(Entries from a dataset of interfaces)
--- START ---
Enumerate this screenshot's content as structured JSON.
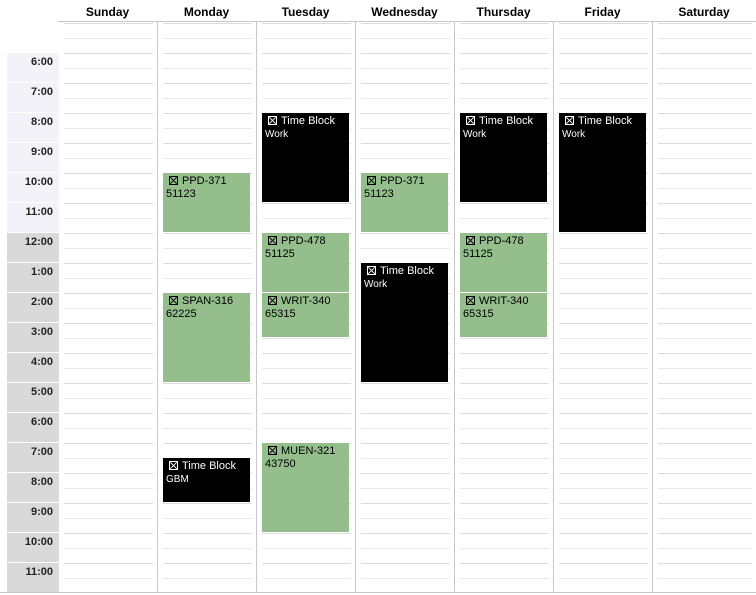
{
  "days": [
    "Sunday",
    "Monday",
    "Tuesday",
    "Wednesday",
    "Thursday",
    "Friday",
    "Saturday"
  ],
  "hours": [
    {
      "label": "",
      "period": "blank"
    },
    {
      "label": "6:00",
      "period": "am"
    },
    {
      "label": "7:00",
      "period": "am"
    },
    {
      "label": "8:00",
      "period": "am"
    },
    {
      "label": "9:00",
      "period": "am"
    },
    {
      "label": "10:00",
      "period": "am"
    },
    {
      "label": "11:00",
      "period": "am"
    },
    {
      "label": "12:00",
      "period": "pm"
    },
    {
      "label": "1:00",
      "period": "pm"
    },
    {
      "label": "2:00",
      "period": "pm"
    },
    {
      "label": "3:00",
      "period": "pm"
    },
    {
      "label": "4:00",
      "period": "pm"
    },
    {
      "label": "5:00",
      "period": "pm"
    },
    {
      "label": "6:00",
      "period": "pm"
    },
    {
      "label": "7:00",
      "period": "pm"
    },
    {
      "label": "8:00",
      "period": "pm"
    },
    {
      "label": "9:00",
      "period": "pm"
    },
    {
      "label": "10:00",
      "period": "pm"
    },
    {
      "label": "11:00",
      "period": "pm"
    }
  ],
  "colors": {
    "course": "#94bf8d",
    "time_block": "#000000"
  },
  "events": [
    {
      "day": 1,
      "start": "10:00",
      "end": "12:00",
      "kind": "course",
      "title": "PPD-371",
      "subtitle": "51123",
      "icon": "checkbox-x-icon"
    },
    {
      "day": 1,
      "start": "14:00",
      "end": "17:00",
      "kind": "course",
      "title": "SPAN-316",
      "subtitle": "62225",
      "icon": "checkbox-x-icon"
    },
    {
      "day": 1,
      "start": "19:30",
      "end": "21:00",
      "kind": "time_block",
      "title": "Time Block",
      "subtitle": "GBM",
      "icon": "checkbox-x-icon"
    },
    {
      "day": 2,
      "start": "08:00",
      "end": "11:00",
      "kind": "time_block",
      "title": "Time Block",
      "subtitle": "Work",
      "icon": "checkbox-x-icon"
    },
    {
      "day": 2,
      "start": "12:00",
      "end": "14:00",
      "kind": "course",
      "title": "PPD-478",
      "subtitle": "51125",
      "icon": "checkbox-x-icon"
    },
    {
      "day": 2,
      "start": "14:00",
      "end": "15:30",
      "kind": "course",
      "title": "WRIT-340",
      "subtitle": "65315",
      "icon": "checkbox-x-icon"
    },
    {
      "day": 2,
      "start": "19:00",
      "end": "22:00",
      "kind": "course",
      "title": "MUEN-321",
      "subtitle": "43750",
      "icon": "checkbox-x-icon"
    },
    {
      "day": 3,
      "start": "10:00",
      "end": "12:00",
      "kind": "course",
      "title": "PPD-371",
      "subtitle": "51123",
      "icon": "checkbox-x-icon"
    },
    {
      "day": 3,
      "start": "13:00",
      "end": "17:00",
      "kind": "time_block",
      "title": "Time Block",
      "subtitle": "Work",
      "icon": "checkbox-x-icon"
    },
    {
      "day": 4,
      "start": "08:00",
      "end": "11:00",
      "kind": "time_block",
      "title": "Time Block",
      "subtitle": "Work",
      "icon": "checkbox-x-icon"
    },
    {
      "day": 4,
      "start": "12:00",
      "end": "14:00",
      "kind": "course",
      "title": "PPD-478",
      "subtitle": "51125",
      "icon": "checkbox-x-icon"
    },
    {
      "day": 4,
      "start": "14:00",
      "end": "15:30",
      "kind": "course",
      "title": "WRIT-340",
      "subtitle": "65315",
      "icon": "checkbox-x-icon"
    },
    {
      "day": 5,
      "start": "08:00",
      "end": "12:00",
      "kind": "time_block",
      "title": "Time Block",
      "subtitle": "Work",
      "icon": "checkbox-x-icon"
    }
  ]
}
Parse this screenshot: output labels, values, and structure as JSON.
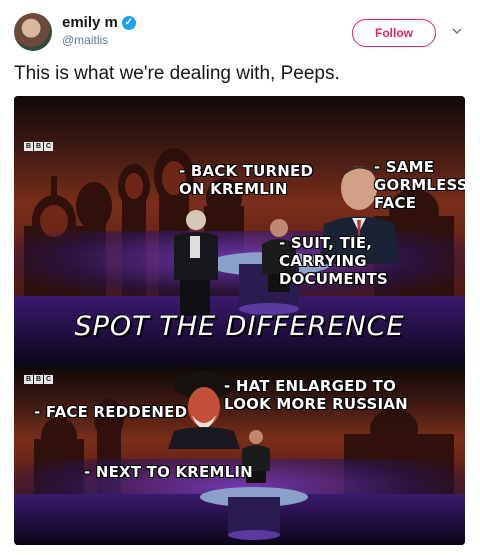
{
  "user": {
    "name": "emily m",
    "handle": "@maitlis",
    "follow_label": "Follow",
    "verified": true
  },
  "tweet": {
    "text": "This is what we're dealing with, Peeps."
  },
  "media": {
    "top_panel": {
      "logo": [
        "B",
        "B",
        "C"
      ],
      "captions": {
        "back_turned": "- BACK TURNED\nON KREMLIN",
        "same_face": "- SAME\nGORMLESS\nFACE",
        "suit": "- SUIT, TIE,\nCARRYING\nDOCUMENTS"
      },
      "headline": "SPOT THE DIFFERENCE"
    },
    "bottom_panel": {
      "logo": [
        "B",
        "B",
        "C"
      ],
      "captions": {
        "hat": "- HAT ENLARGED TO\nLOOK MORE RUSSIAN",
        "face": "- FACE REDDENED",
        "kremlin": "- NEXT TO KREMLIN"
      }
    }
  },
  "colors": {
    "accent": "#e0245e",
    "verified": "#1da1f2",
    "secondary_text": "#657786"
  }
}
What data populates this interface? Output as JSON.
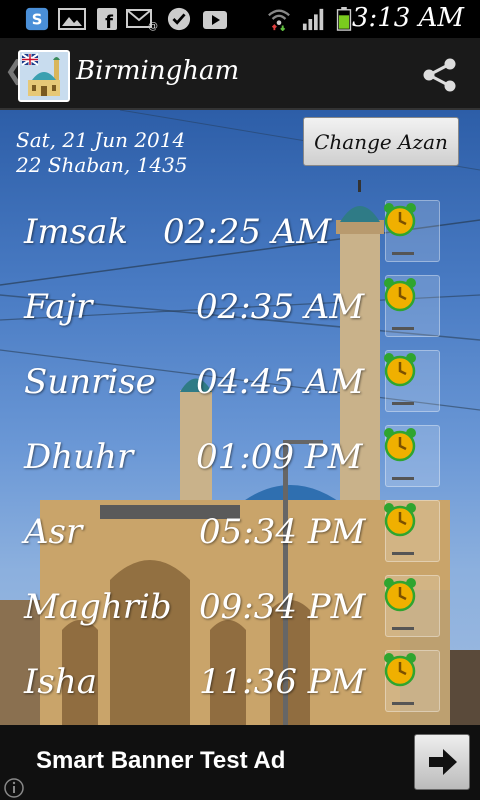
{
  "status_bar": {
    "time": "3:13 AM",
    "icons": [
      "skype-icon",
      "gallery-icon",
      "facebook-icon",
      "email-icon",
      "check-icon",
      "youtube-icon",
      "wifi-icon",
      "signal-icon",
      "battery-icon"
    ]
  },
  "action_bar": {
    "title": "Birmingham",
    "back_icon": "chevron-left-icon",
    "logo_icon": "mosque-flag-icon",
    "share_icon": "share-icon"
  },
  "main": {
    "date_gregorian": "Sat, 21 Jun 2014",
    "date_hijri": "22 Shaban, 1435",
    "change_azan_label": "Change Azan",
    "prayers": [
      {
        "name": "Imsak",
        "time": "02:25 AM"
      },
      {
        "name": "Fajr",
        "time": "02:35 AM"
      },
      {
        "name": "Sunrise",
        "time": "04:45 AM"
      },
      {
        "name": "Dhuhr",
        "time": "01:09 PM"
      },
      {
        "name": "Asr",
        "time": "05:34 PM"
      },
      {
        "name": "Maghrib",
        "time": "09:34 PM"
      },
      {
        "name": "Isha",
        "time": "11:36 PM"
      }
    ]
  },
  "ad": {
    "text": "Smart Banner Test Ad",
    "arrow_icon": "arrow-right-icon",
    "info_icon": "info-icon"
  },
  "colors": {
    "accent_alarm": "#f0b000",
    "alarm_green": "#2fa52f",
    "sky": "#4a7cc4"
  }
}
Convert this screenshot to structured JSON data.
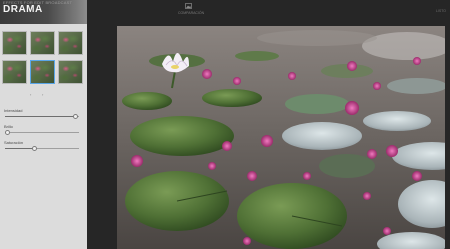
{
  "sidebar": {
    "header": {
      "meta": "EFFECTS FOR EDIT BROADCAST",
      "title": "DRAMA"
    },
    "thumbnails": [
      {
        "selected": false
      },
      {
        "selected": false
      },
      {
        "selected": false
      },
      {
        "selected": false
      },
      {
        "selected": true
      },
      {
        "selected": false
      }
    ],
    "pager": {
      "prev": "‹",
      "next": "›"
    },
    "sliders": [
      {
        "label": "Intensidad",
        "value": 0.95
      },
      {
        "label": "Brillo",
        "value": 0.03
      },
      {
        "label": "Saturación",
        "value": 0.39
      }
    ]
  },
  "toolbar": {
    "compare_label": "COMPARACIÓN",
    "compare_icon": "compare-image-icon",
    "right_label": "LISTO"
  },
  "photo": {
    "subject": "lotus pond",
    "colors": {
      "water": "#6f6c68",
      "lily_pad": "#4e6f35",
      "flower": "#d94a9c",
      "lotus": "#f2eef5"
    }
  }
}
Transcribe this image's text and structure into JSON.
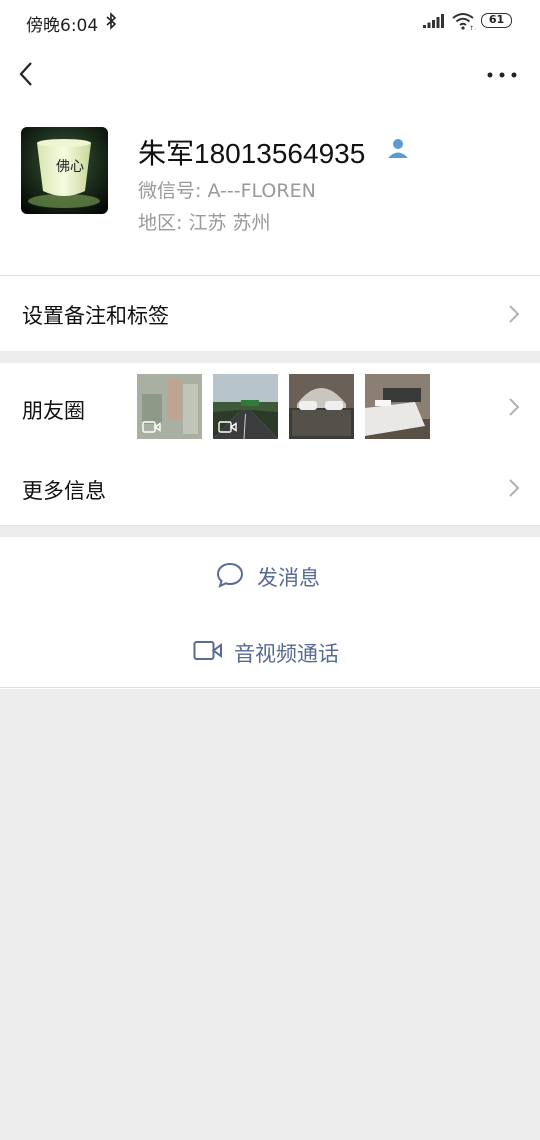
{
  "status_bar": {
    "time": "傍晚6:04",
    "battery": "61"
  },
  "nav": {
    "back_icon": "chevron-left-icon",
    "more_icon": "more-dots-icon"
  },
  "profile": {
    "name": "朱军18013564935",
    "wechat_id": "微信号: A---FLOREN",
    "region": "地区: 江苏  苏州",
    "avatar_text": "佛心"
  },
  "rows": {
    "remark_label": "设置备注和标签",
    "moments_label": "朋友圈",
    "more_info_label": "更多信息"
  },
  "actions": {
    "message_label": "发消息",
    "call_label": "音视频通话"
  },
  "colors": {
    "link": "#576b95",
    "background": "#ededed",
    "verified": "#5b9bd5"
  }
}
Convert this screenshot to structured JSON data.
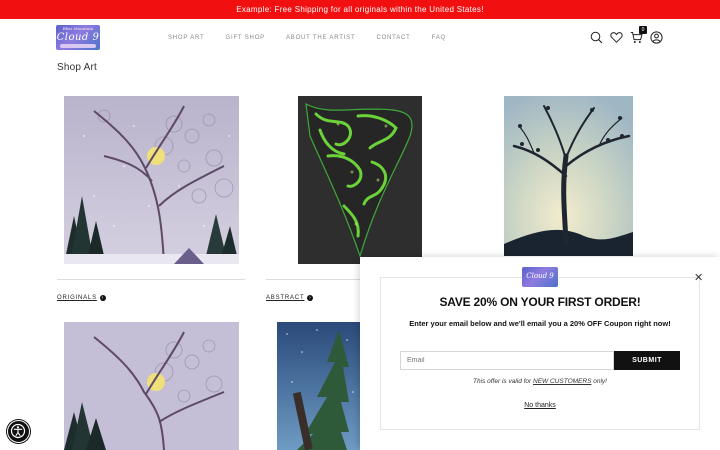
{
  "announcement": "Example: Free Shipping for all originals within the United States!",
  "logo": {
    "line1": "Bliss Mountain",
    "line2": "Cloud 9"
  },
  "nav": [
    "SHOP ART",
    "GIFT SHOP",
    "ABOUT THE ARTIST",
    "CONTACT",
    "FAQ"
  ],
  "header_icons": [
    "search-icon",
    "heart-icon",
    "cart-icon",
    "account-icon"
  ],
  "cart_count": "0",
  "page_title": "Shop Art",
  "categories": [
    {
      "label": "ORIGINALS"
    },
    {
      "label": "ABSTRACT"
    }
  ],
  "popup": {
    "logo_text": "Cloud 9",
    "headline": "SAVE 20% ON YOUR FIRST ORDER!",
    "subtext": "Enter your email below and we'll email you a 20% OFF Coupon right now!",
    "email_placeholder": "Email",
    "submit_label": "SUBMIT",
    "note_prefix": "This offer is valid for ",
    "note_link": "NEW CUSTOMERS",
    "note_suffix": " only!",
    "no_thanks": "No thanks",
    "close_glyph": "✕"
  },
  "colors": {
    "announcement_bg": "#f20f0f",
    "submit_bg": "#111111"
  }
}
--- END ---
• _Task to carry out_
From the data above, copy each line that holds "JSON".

• _Final answer_
Enumerate this screenshot's content as structured JSON.
Parse this screenshot: output labels, values, and structure as JSON.
What data populates this interface? Output as JSON.
Convert this screenshot to structured JSON data.
Transcribe this image's text and structure into JSON.
Convert this screenshot to structured JSON data.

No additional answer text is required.